House Shopping 101: Sorry Sump Saga
by Keith Tripp, April 2018
This photo is one of two sumps I have found this year with no in-feed pipe. It’s a reminder that nobody is checking these sump installations (except me!). There is nothing good about the renaissance of sumps in new construction. They exist because they are a money-saver for the builder, and will remain as a nuisance item in the house forever. In the Oakville, Ontario sump system in the photo, there was no in-feed pipe, and the basin is a perforated one. A solid basin is required for foundation drainage applications. The basin is full of mud, my spatula is standing up in it. The water and mud have entered through the perforations in the basin. Just one of the reasons that a perforated basin is the wrong choice for a foundation drainage application. The question is where is the water collected by the foundation drainage system going? Perhaps it is creating a flow of water under the footings or basement slab that could lead to erosion?
This sump in Georgetown, Ontario is nice and clean, but equally useless as the Oakville sump above because there is no in-feed pipe.This is a solid basin, which is a good start, but it is actually two basins joined together. One basin has been cut and used as an extension. At the joint between the basins leakage will occur. The question remains, for the first year at this house, where has the foundation drainage water been flowing to?
Sump systems are coming back because they are a cheap alternative for the builder. If you have choice, check if the house has sump system in the plan.

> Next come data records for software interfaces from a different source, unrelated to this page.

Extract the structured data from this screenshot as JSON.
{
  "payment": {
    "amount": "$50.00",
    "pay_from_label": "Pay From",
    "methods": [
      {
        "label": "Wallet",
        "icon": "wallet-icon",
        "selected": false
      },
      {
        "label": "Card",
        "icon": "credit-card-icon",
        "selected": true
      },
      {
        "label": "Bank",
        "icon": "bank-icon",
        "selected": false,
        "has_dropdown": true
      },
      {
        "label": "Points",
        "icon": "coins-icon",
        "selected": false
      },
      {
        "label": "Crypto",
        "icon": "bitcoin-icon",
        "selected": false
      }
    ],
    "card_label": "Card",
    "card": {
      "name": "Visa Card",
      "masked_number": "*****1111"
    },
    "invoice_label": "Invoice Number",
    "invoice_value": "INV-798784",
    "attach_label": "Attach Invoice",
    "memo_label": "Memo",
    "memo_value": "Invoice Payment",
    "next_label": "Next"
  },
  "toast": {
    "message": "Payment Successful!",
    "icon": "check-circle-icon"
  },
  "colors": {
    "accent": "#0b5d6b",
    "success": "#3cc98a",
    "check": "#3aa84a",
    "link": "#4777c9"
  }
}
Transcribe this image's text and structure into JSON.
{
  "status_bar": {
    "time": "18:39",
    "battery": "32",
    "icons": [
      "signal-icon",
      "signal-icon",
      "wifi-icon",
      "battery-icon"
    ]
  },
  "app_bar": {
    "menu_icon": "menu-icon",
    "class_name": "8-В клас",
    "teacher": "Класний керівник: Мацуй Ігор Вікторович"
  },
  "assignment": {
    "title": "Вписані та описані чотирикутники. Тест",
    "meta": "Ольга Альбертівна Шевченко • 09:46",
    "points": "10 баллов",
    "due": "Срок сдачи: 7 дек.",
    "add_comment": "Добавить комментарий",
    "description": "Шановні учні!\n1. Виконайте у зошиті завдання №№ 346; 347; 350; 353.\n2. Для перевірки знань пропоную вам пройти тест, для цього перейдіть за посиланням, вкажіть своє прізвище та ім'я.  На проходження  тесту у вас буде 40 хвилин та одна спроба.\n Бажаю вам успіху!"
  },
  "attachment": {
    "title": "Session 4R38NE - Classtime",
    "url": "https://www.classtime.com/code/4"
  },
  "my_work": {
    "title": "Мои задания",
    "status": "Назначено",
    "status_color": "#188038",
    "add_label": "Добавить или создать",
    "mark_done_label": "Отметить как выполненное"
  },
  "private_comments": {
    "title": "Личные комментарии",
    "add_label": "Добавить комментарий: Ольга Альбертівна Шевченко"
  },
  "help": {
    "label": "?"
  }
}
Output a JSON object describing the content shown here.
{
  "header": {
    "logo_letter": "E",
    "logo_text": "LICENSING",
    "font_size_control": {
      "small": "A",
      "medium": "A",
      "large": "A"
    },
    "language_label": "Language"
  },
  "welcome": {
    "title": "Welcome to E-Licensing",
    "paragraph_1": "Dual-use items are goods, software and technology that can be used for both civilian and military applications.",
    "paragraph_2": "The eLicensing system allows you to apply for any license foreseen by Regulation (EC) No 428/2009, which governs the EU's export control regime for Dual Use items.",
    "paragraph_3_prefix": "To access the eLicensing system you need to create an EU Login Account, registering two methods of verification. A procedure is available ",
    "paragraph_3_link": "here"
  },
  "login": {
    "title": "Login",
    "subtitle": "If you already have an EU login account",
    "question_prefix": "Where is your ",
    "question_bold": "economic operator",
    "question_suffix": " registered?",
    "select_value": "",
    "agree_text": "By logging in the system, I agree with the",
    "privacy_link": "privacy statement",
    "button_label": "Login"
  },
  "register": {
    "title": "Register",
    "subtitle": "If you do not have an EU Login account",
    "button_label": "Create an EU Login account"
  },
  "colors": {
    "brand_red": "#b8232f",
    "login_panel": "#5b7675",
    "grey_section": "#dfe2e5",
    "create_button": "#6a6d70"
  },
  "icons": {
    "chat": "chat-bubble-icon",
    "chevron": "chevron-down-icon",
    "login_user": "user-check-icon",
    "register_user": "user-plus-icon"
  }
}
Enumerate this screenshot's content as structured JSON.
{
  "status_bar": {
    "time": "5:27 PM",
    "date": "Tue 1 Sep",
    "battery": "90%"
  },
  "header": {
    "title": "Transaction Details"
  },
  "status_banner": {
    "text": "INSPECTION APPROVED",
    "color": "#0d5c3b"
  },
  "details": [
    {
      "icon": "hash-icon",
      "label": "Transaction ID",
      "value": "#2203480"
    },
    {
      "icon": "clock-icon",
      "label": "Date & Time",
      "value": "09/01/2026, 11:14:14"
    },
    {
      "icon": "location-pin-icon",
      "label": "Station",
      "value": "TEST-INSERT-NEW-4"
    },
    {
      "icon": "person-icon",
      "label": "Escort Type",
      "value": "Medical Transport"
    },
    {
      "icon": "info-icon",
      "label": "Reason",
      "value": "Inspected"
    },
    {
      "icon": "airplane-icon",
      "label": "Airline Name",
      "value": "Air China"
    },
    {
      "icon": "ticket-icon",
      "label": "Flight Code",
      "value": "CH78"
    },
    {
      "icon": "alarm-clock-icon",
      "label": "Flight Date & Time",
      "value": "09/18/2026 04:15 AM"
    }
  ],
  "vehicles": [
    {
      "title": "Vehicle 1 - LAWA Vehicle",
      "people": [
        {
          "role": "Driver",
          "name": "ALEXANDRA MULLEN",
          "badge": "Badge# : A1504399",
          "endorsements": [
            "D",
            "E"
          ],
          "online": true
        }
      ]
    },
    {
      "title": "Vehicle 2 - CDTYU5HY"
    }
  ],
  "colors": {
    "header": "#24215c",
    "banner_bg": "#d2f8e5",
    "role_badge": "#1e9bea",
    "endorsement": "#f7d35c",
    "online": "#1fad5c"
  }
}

Avoid having a sump if possible, or be prepared to pay money after you take possession to upgrade to a good quality sump system.